This week, Beth has suggested a Change of Scenery as the topic for the Lens-Artists Photo Challenge. Good idea! I was starting to get cabin fever a couple of weeks ago and was itching for a change of scenery (anything other than my own back yard) so even though there was still a little snow on the ground, I decided to take a trip up to the Chicago Botanic Garden.
The garden looks lovely in any season but I’m looking forward to the next visit when there should be some Spring flowers in bloom, providing a whole new change of scenery.
This week, Amy has suggested that we look at things in a Natural Light for the Lens-Artists Photo Challenge. Many years ago, when I first started out with my Minolta film camera, I used very high speed film for most low light situations, which probably accounts for the grainy texture of many of my earlier pictures. This one was taken just after sunset at the Chicago Botanic Garden.
Since then, I’ve tried to capture different kinds of natural light with the Canon Rebel including sunset over Lake Michigan from Mackinaw City and at the Chicago Botanic Garden.
And the softer light of sunrise, over Lake Huron from Mackinaw City and in Nebraska.
Late afternoon in Arches National Park in Utah and early morning in Custer State Park, South Dakota.
It seemed like the light changed every minute while we were on Antelope Island in Utah. There had been intermittent thunderstorms all day and another one rolled in just as we were leaving, but in between, the sun came out and lit up the landscape.
Sometimes I only have to step outside the front door to see a natural light show.
We have just about seen the last of the snow, although there was still some lingering in patches at Spring Valley Nature Center when I made my first visit there this year, earlier this week.
The usual access to the nature center was closed as they are making some alterations and improvements to the Visitors Center area so I had to take an alternate route and with many of the paths that were in the shade still covered in ice, my walking was somewhat limited. Still, it was so nice to get out in the fresh air and see something other than our own garden. I was glad that I decided to wear my wellies, however.
There were a few people about but for the most part it was very quiet, which is why I probably came upon these two deer.
I almost didn’t need to use the zoom lens, they were so close and they didn’t seem at all bothered about my being there. They eventually ambled across the path and disappeared into the undergrowth. I stayed for a while, hoping that they’d come out again but no such luck, so I continued on my way.
I can’t wait to see see what the improvements look like at the Visitors Center. It’s supposed to be finished by late Spring which means I will probably have to use this alternate route for a couple more months at least.

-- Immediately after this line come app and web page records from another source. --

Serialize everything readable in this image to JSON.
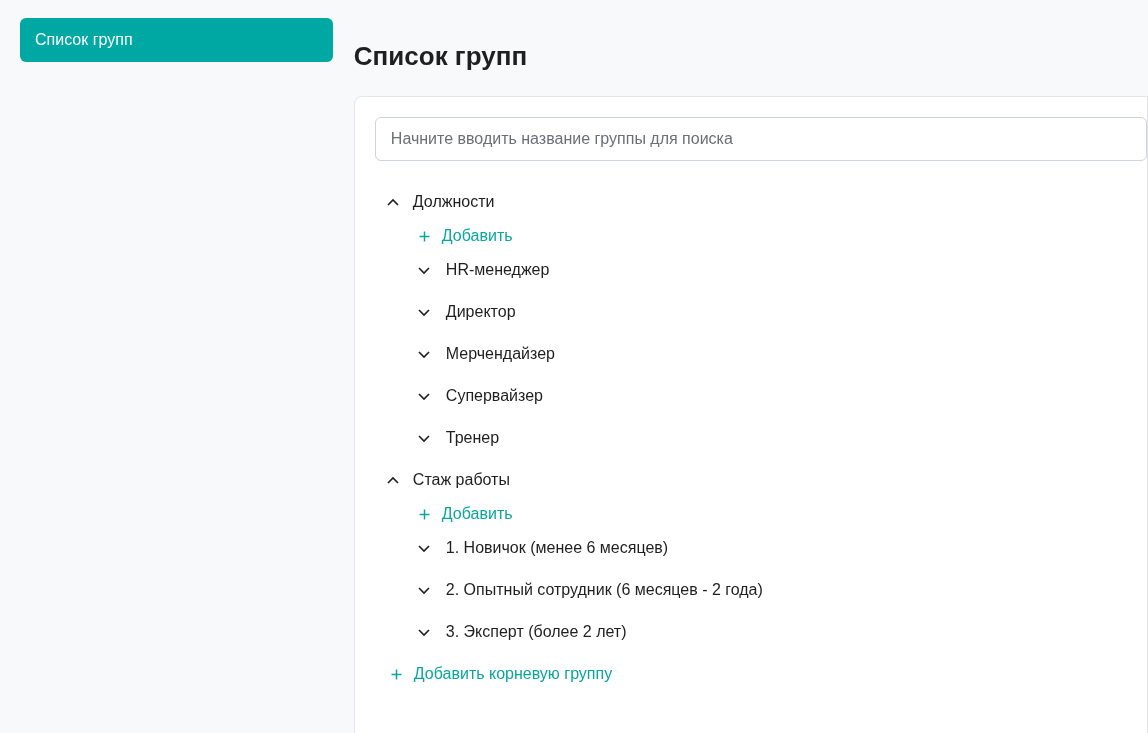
{
  "sidebar": {
    "items": [
      {
        "label": "Список групп",
        "selected": true
      }
    ]
  },
  "page": {
    "title": "Список групп"
  },
  "search": {
    "placeholder": "Начните вводить название группы для поиска"
  },
  "tree": [
    {
      "label": "Должности",
      "expanded": true,
      "add_label": "Добавить",
      "children": [
        {
          "label": "HR-менеджер",
          "expanded": false
        },
        {
          "label": "Директор",
          "expanded": false
        },
        {
          "label": "Мерчендайзер",
          "expanded": false
        },
        {
          "label": "Супервайзер",
          "expanded": false
        },
        {
          "label": "Тренер",
          "expanded": false
        }
      ]
    },
    {
      "label": "Стаж работы",
      "expanded": true,
      "add_label": "Добавить",
      "children": [
        {
          "label": "1. Новичок (менее 6 месяцев)",
          "expanded": false
        },
        {
          "label": "2. Опытный сотрудник (6 месяцев - 2 года)",
          "expanded": false
        },
        {
          "label": "3. Эксперт (более 2 лет)",
          "expanded": false
        }
      ]
    }
  ],
  "add_root": {
    "label": "Добавить корневую группу"
  }
}
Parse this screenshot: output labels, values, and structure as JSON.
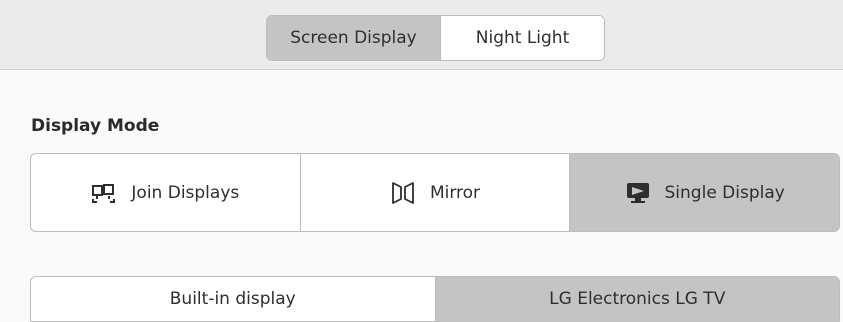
{
  "header": {
    "tabs": [
      {
        "label": "Screen Display",
        "active": true
      },
      {
        "label": "Night Light",
        "active": false
      }
    ]
  },
  "display_mode": {
    "title": "Display Mode",
    "options": [
      {
        "label": "Join Displays",
        "icon": "join-displays-icon",
        "active": false
      },
      {
        "label": "Mirror",
        "icon": "mirror-icon",
        "active": false
      },
      {
        "label": "Single Display",
        "icon": "single-display-icon",
        "active": true
      }
    ]
  },
  "displays": {
    "options": [
      {
        "label": "Built-in display",
        "active": false
      },
      {
        "label": "LG Electronics LG TV",
        "active": true
      }
    ]
  },
  "colors": {
    "active_bg": "#c4c4c4",
    "header_bg": "#ebebeb",
    "page_bg": "#fafafa"
  }
}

This week, Ann-Christine invites us to look at the Softer side of life for the Lens-Artists Photo Challenge. My first instinct was to go to the young; a baby’s cheek, a gentle calf’s eyes. Some years ago, I recall a baby rabbit jumping into my hands, light as a cotton ball and as soft as thistledown.
And, of course, speaking of the young makes one think of the soft, subtle shades of Spring.

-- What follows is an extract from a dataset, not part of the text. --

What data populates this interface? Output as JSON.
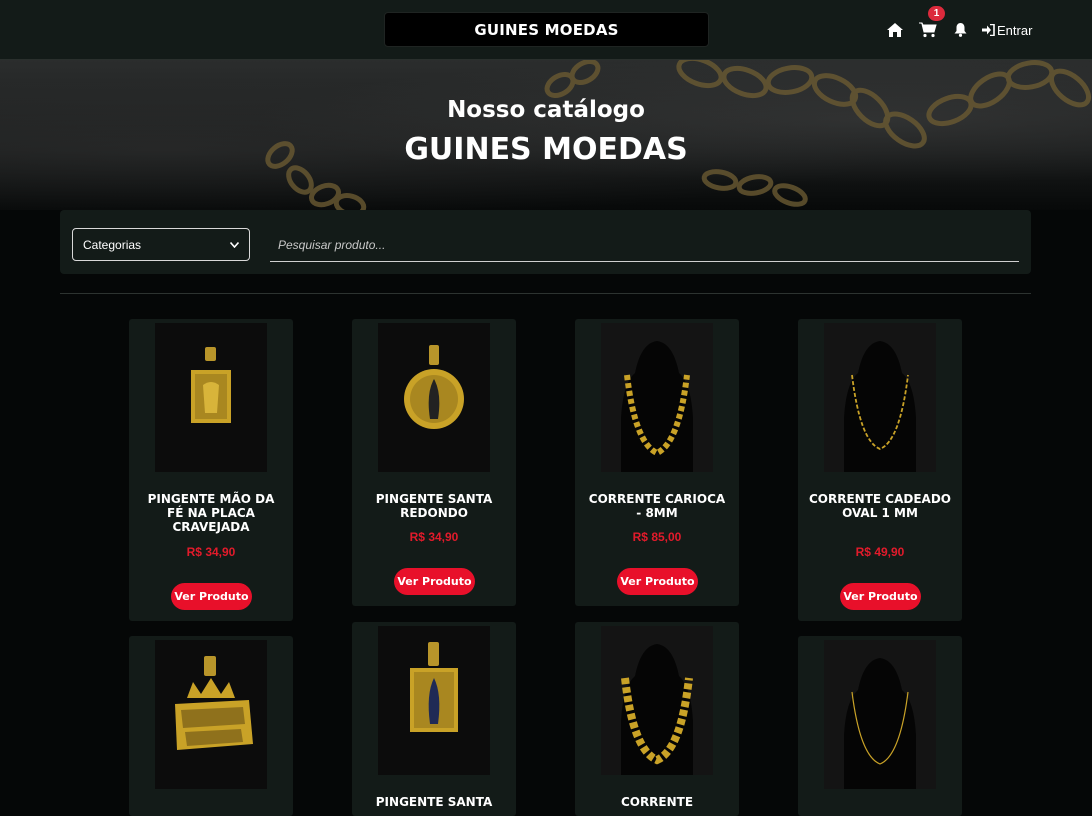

And even the mellow days of Autumn have their softer side, when the silky milkweed seeds swirl skyward. (As you can see, I still have some S’s left from last week.)
Yesterday morning we spotted a possum trekking across the snow in our garden. It must have been really hungry to venture out in daylight. Usually we only see them roaming around the house in the evening.
This week, Patti has suggested that any subject starting with the letter S will serve splendidly for the Lens-Artists Photo Challenge. While strolling around our garden, we see all sorts of subjects starting with S including snapdragons, sedum, sunflowers, scabiosa, snowdrops and squill.
We have also spotted several species of birds, the most common of which is the sparrow, but the sora was a total surprise as it had evidently strayed well off-course.
In summer we see skippers and swallowtails sunning themselves.
And in the fall we may occasionally spot a squirrel snacking on some squash.
You don’t have to tell me twice to stay inside and keep warm, especially when the mercury is struggling to reach 10F. On the rare occasions when I’ve ventured outside to shovel snow, I’ve taken one or two pictures but for the most part, I prefer to observe things through the window.
This week, Cee has chosen Vanishing Point as the theme for her Black & White Photo Challenge. There are several sections of the walk around Spring Valley Nature Center in Schaumburg that provide a ‘vanishing’ perspective. I always wonder what I’ll see when I get to the other end or around the next corner.
The images were captured last year. We are expecting a blizzard this evening and these paths will probably be under several inches of snow by tomorrow so it will be a while before I walk them again.
I’ve been hoping for an opportunity to share these images and this week’s theme for Cee’s Fun Foto Challenge, Patterns in Nature, seemed to be the ideal spot. They were captured at Cantigny Park in Wheaton last year and although they were growing in a heavily shaded area, the patterns on these plants really caught my eye.